TASK STATEMENT.
List each line of the data that holds the string "JSON", please.

(DATA TO USE begins)

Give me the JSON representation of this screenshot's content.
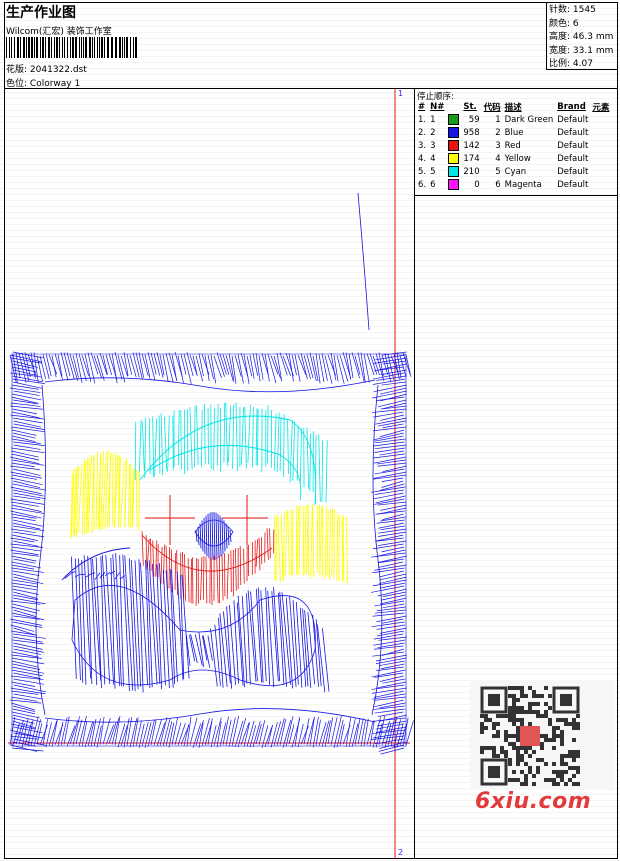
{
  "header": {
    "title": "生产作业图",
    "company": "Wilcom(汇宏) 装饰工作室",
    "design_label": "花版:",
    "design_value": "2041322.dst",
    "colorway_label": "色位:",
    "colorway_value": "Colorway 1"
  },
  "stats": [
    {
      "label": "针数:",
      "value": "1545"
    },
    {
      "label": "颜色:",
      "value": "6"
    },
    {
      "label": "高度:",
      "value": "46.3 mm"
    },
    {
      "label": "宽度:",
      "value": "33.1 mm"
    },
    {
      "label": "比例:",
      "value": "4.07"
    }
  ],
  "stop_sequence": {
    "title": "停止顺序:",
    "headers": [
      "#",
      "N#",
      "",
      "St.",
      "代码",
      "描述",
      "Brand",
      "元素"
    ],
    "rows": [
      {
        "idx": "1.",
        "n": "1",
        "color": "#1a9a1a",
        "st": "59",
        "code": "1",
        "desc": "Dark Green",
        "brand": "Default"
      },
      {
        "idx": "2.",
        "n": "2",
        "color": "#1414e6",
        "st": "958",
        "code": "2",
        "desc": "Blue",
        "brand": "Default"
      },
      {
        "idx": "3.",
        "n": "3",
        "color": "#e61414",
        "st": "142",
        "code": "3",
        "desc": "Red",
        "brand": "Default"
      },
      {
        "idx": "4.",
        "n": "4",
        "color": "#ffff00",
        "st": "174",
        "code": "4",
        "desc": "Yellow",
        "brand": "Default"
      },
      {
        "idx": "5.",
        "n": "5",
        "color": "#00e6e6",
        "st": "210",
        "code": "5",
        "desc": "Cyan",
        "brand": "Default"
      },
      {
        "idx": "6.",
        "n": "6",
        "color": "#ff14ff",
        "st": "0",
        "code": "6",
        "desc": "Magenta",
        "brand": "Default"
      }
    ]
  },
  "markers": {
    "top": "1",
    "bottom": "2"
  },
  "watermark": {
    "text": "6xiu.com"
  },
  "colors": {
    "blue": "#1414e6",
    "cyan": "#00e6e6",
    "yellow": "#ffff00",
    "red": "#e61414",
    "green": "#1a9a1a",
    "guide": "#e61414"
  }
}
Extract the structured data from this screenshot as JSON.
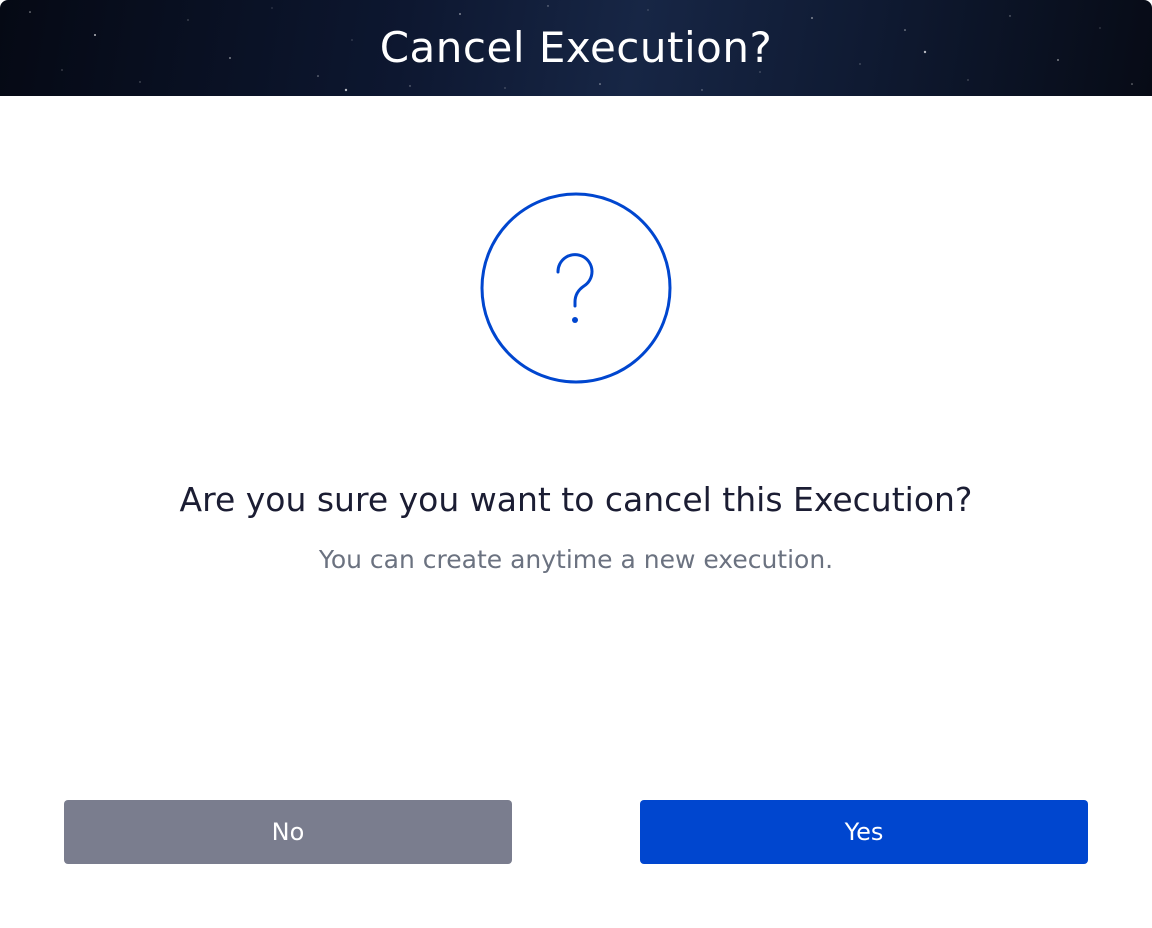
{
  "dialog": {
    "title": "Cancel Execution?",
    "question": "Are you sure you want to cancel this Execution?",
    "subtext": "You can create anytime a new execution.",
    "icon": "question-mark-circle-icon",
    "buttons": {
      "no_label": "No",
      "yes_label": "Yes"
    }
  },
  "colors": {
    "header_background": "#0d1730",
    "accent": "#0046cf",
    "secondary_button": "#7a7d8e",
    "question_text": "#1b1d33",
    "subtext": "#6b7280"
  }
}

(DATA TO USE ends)

RESULT.
Give me the JSON representation of this screenshot's content.
Extract the structured data from this screenshot as JSON.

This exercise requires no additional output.